New York City Declares Health Emergency Outbreak spreads
NEW YORK—The de Blasio Administration today declared a public health emergency in select zip codes in Williamsburg, following a measles outbreak affecting the Orthodox Jewish community. As part of the declaration, unvaccinated individuals living in those ZIP codes who may have been exposed to measles will be required to receive the measles-mumps-rubella (MMR) vaccine in order to protect others in the community and help curtail the ongoing outbreak.
Under the mandatory vaccinations, members of the City’s Department of Health and Mental Hygiene will check the vaccination records of any individual who may have been in contact with infected patients. Those who have not received the MMR vaccine or do not have evidence of immunity may be given a violation and could be fined $1,000.
“Measles is a dangerous, potentially deadly disease that can easily be prevented with vaccine,” said Deputy Mayor for Health and Human Services Dr. Herminia Palacio. “When people choose not to get their children vaccinated, they are putting their children and others – such as pregnant women, people on chemotherapy, and the elderly – at risk of contracting measles.
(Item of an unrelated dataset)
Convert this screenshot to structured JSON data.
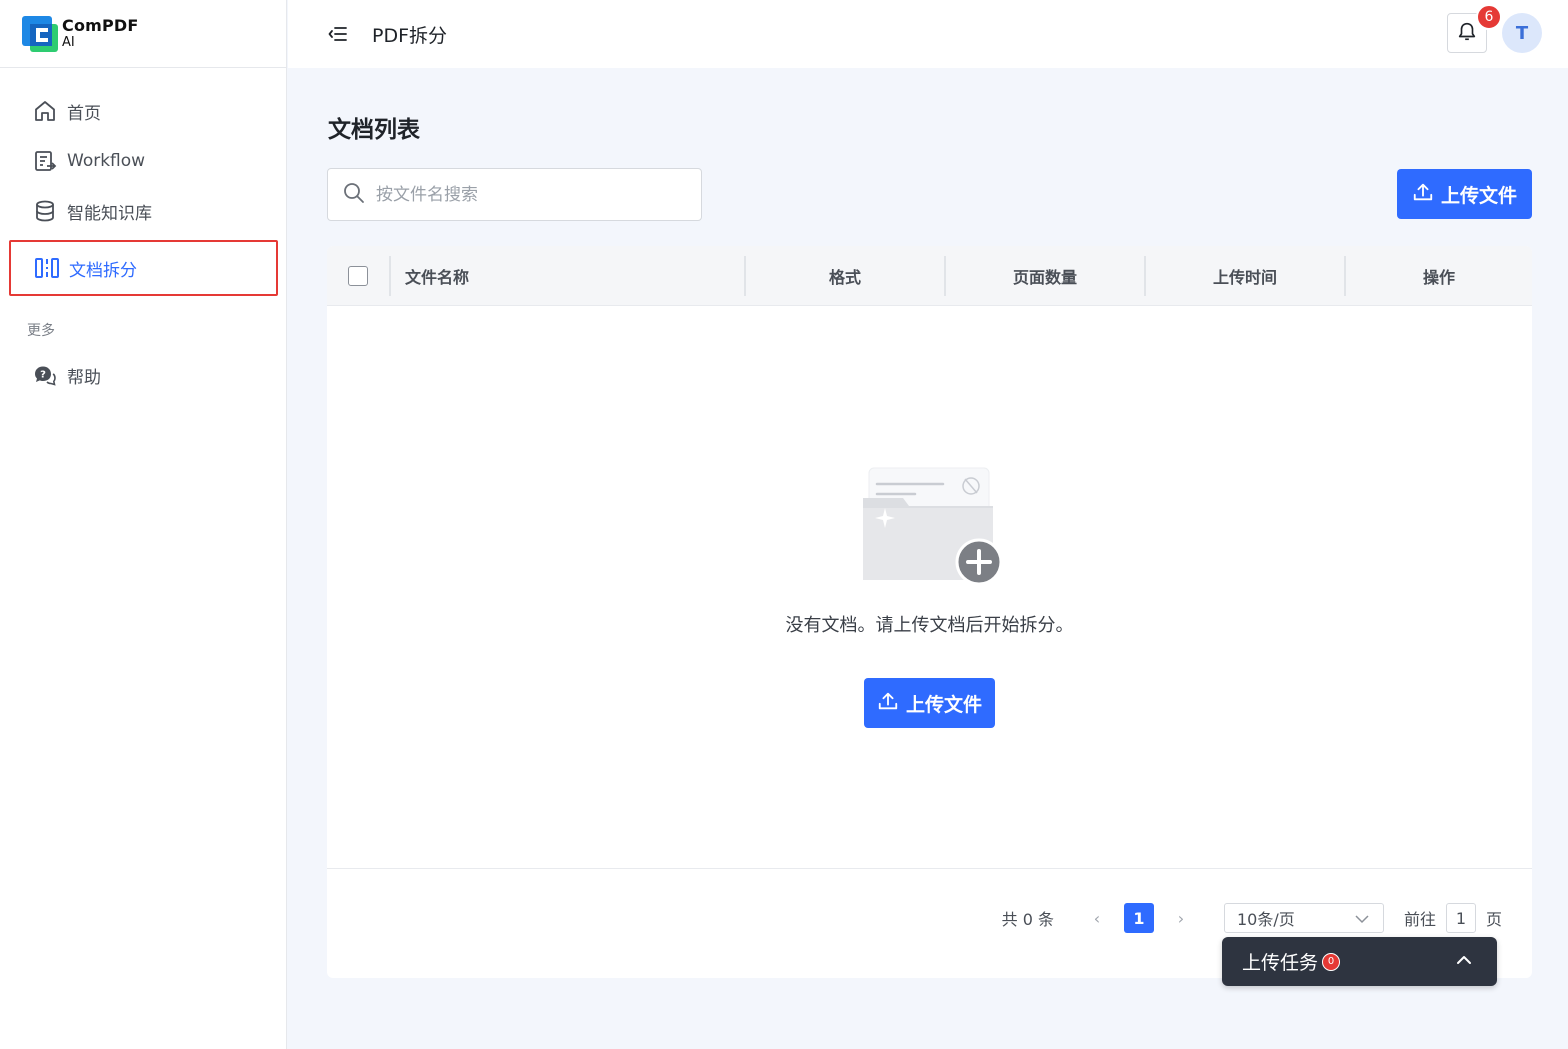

The City has worked aggressively to end this outbreak, and today’s declaration of a public health emergency and new vaccine mandate, in combination with the blanket Commissioner’s Orders for yeshivas, ensures we are using every tool to protect New Yorkers.”
This public health emergency declaration comes after the NYC Health Department issued Commissioner’s Orders last week to all yeshivas and day care programs serving the Orthodox Jewish community in Williamsburg, doubling down on their order to exclude unvaccinated students or face violations and possible closure, first announced in December. Now any school out of compliance will immediately be issued a violation and could be subject to closure.
To date, 285 cases have been confirmed since the beginning of the outbreak in October, with many of these new cases being confirmed in the last two months. The vast majority of cases are children under 18 years of age (246 cases), and 39 cases are adults. Most of these measles cases were unvaccinated or incompletely vaccinated individuals. There have been no deaths associated with this outbreak, although there have been complications, including 21 hospitalizations and five admissions to the intensive care unit.
Measles is a highly contagious disease and can cause severe complications such as pneumonia, encephalitis (swelling of the brain), and death. Measles is easily preventable with the safe and effective MMR vaccine. Newborns, pregnant individuals, and those with weakened immune systems cannot get vaccinated, so it is important that everyone around them be vaccinated in order to protect them from contracting the virus and prevent severe complications in these susceptible populations.